JICA, SLCG ink agreement


A three-year JICA Technical Cooperation project on Oil Spill Response (OSR) capability improvement of Sri Lanka Coast Guard (SLCG) between the Japan International Cooperation Agency (JICA) and Sri Lanka Coast Guard was signed on 4 May.

JICA said this was to strengthen Japan-Sri Lanka maritime cooperation.

Rear Admiral Gewman Ekanayake, Director General of Sri Lanka Coast Guard and Yamada Tetsuya, Chief Representative of JICA Sri Lanka Office met at Coast Guard Rear Headquarters in Wellawatta, and agreed to a three-year JICA Technical Cooperation project on Oil Spill Response (OSR) capability improvement of Sri Lanka Coast Guard (SLCG).

Within three years, from 2022 to 2024, JICA will collaborate with Japan Coast Guard in dispatching Japanese experts specialised in OSR activities to Sri Lanka to conduct essential training of SLCG staff, while supporting SLCG to set up an independent and continuous in-house training system and management system for operation and maintenance of training materials and equipment, further intensifying OSR capabilities of SLCG built through former JICA technical assistance. At the end of the project period, it is expected that SLCG instructors in the field of OSR will be trained to conduct OSR training more effectively and independently.

JICA has been constantly supporting SLCG’s OSR operations since 2016 through accepting trainees in Japan, while providing advisory services and essential equipment and domestic training based on different disaster scenarios, enabling SLCG to react to any oil spill incident effectively and promptly. To further enhance operating systems, JICA provided grant cooperation in 2018 through handing over of two Fast Patrol Vessels (FPVs) to SLCG that were designed and built in Japan adapting to local situations and necessities.

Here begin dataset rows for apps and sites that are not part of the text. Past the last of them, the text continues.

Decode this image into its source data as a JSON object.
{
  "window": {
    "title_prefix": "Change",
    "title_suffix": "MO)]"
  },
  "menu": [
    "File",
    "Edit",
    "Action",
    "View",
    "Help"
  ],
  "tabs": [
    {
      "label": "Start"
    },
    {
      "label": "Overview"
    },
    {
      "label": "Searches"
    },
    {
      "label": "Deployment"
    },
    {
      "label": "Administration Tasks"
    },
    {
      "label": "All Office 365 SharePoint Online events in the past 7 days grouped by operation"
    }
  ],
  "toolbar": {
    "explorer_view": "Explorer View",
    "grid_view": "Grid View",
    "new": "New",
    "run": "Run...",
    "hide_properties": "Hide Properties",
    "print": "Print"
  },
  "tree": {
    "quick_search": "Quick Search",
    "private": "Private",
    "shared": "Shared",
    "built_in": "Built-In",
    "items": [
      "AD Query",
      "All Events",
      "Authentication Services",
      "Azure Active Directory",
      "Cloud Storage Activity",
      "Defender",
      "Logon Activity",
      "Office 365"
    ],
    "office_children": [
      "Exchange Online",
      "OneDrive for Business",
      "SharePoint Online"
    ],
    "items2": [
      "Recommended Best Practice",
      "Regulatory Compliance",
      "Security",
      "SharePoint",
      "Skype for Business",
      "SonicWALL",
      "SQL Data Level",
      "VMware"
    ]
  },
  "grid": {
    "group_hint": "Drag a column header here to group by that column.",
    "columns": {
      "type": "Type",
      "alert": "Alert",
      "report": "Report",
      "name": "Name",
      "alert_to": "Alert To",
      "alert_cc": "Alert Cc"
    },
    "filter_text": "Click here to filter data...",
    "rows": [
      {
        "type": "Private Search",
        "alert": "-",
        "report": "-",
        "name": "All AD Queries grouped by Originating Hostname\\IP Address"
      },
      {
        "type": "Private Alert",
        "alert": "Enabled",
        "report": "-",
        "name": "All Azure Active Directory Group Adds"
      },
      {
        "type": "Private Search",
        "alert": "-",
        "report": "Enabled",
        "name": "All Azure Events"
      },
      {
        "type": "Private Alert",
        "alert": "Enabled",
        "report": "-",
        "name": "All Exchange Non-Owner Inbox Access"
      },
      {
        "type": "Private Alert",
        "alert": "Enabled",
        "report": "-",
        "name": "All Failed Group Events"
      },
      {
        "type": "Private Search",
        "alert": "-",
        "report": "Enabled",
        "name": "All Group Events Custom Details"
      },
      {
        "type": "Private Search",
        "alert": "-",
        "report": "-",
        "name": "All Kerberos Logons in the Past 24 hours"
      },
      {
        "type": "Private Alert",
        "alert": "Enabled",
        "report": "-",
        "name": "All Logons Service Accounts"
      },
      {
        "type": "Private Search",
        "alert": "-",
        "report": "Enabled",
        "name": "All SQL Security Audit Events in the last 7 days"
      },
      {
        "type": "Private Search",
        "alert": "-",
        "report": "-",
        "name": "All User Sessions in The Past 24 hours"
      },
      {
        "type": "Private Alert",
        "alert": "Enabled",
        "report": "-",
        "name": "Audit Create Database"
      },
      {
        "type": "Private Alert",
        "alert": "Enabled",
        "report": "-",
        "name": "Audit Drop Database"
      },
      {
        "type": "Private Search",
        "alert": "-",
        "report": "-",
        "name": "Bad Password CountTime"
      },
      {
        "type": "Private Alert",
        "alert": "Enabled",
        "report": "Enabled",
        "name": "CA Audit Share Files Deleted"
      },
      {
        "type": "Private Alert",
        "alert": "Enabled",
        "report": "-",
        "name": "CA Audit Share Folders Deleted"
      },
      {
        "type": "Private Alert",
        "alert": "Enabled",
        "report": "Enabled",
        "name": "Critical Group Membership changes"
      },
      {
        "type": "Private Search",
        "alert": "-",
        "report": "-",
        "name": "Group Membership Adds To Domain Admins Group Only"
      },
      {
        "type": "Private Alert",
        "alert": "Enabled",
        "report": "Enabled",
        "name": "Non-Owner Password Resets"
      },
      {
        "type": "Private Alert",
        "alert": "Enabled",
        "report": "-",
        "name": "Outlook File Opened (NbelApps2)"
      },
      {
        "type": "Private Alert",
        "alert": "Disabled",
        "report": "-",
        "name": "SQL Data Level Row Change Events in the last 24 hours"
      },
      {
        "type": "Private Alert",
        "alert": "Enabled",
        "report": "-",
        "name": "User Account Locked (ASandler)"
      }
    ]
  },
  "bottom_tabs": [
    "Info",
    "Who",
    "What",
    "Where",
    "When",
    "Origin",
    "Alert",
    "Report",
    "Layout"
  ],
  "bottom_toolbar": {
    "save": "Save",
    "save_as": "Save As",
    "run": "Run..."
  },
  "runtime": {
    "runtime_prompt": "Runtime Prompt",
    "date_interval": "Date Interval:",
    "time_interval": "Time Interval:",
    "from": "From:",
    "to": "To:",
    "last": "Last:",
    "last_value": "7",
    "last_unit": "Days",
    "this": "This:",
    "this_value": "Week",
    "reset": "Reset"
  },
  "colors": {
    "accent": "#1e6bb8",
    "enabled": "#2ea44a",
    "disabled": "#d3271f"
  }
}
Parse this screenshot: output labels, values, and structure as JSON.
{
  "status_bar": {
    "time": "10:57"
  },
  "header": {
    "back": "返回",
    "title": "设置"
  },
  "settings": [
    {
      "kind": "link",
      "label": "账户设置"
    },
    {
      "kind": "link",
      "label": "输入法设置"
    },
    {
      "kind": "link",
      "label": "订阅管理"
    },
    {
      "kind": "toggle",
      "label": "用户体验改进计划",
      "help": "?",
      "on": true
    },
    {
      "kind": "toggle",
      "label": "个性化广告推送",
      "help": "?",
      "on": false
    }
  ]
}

Located in the Trans-Indian ocean traffic, Sri Lanka has become more and more vulnerable to maritime disasters, in a context where a significant portion of global crude oil transportation and cargo shipments take place in nearby commercial shipping lanes. The recent X-Press Pearl incident is an excellent case, identified as one of the worst maritime disasters that have struck Sri Lanka in the recent past, having a significant impact on Sri Lanka’s economy, coast and community livelihoods. The impact of the incident on sensitive coastal biodiversity of Sri Lanka is predicted to continue for several years to come. In establishing a resilient approach to disaster prevention and marine environment protection, JICA will continue to work closely with SLCG through various cooperation schemes.

By Sulochana Ramiah Mohan